Provided records below:

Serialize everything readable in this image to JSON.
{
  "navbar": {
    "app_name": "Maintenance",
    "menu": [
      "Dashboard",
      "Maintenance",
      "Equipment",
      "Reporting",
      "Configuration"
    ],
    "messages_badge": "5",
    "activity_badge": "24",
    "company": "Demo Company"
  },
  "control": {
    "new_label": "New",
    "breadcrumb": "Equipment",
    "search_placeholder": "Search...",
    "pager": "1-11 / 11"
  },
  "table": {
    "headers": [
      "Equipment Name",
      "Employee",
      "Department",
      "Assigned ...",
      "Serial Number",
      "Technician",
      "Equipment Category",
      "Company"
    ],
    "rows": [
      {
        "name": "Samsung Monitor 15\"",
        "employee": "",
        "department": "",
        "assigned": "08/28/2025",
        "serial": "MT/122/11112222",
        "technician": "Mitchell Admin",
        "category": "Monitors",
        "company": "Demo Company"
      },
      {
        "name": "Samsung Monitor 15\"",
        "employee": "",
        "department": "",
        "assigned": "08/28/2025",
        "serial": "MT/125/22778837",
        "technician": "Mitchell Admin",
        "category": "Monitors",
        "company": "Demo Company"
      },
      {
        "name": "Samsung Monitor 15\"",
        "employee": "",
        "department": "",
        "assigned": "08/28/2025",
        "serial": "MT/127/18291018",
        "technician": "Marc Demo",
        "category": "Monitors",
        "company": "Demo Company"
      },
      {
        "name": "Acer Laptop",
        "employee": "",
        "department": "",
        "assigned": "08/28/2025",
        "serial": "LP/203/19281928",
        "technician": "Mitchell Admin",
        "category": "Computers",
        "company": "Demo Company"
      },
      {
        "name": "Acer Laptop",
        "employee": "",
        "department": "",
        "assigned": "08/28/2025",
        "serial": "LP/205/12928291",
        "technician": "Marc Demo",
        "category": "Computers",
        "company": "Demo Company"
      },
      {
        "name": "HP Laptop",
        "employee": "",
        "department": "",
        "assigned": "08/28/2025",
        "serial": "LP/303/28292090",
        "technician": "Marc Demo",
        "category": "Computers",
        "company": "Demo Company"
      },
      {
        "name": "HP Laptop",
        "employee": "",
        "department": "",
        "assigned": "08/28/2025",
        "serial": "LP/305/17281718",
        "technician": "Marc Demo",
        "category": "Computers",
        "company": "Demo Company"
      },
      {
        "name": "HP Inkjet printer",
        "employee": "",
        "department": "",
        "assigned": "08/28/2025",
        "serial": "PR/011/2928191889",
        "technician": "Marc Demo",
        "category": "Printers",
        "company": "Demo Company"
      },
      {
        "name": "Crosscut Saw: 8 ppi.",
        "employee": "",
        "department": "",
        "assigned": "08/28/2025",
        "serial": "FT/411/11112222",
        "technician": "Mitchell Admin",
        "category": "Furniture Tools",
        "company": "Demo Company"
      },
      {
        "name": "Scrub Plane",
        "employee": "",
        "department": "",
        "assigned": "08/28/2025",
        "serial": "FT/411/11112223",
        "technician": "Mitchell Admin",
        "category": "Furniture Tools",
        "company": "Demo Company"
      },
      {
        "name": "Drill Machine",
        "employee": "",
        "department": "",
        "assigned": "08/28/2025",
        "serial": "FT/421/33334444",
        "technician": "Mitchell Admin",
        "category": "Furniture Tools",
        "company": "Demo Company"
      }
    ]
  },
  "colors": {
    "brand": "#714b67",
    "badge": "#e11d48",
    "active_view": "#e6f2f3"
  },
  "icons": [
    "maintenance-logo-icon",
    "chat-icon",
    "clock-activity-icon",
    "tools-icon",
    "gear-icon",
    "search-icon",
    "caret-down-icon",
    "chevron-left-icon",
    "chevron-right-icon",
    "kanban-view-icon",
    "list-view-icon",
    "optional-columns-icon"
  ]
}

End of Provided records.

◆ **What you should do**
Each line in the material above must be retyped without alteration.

◆ **Solution to the problem**
Serialize everything readable in this image to JSON.
{
  "navbar": {
    "app_name": "Maintenance",
    "menu": [
      "Dashboard",
      "Maintenance",
      "Equipment",
      "Reporting",
      "Configuration"
    ],
    "messages_badge": "5",
    "activity_badge": "24",
    "company": "Demo Company"
  },
  "control": {
    "new_label": "New",
    "breadcrumb": "Equipment",
    "search_placeholder": "Search...",
    "pager": "1-11 / 11"
  },
  "table": {
    "headers": [
      "Equipment Name",
      "Employee",
      "Department",
      "Assigned ...",
      "Serial Number",
      "Technician",
      "Equipment Category",
      "Company"
    ],
    "rows": [
      {
        "name": "Samsung Monitor 15\"",
        "employee": "",
        "department": "",
        "assigned": "08/28/2025",
        "serial": "MT/122/11112222",
        "technician": "Mitchell Admin",
        "category": "Monitors",
        "company": "Demo Company"
      },
      {
        "name": "Samsung Monitor 15\"",
        "employee": "",
        "department": "",
        "assigned": "08/28/2025",
        "serial": "MT/125/22778837",
        "technician": "Mitchell Admin",
        "category": "Monitors",
        "company": "Demo Company"
      },
      {
        "name": "Samsung Monitor 15\"",
        "employee": "",
        "department": "",
        "assigned": "08/28/2025",
        "serial": "MT/127/18291018",
        "technician": "Marc Demo",
        "category": "Monitors",
        "company": "Demo Company"
      },
      {
        "name": "Acer Laptop",
        "employee": "",
        "department": "",
        "assigned": "08/28/2025",
        "serial": "LP/203/19281928",
        "technician": "Mitchell Admin",
        "category": "Computers",
        "company": "Demo Company"
      },
      {
        "name": "Acer Laptop",
        "employee": "",
        "department": "",
        "assigned": "08/28/2025",
        "serial": "LP/205/12928291",
        "technician": "Marc Demo",
        "category": "Computers",
        "company": "Demo Company"
      },
      {
        "name": "HP Laptop",
        "employee": "",
        "department": "",
        "assigned": "08/28/2025",
        "serial": "LP/303/28292090",
        "technician": "Marc Demo",
        "category": "Computers",
        "company": "Demo Company"
      },
      {
        "name": "HP Laptop",
        "employee": "",
        "department": "",
        "assigned": "08/28/2025",
        "serial": "LP/305/17281718",
        "technician": "Marc Demo",
        "category": "Computers",
        "company": "Demo Company"
      },
      {
        "name": "HP Inkjet printer",
        "employee": "",
        "department": "",
        "assigned": "08/28/2025",
        "serial": "PR/011/2928191889",
        "technician": "Marc Demo",
        "category": "Printers",
        "company": "Demo Company"
      },
      {
        "name": "Crosscut Saw: 8 ppi.",
        "employee": "",
        "department": "",
        "assigned": "08/28/2025",
        "serial": "FT/411/11112222",
        "technician": "Mitchell Admin",
        "category": "Furniture Tools",
        "company": "Demo Company"
      },
      {
        "name": "Scrub Plane",
        "employee": "",
        "department": "",
        "assigned": "08/28/2025",
        "serial": "FT/411/11112223",
        "technician": "Mitchell Admin",
        "category": "Furniture Tools",
        "company": "Demo Company"
      },
      {
        "name": "Drill Machine",
        "employee": "",
        "department": "",
        "assigned": "08/28/2025",
        "serial": "FT/421/33334444",
        "technician": "Mitchell Admin",
        "category": "Furniture Tools",
        "company": "Demo Company"
      }
    ]
  },
  "colors": {
    "brand": "#714b67",
    "badge": "#e11d48",
    "active_view": "#e6f2f3"
  },
  "icons": [
    "maintenance-logo-icon",
    "chat-icon",
    "clock-activity-icon",
    "tools-icon",
    "gear-icon",
    "search-icon",
    "caret-down-icon",
    "chevron-left-icon",
    "chevron-right-icon",
    "kanban-view-icon",
    "list-view-icon",
    "optional-columns-icon"
  ]
}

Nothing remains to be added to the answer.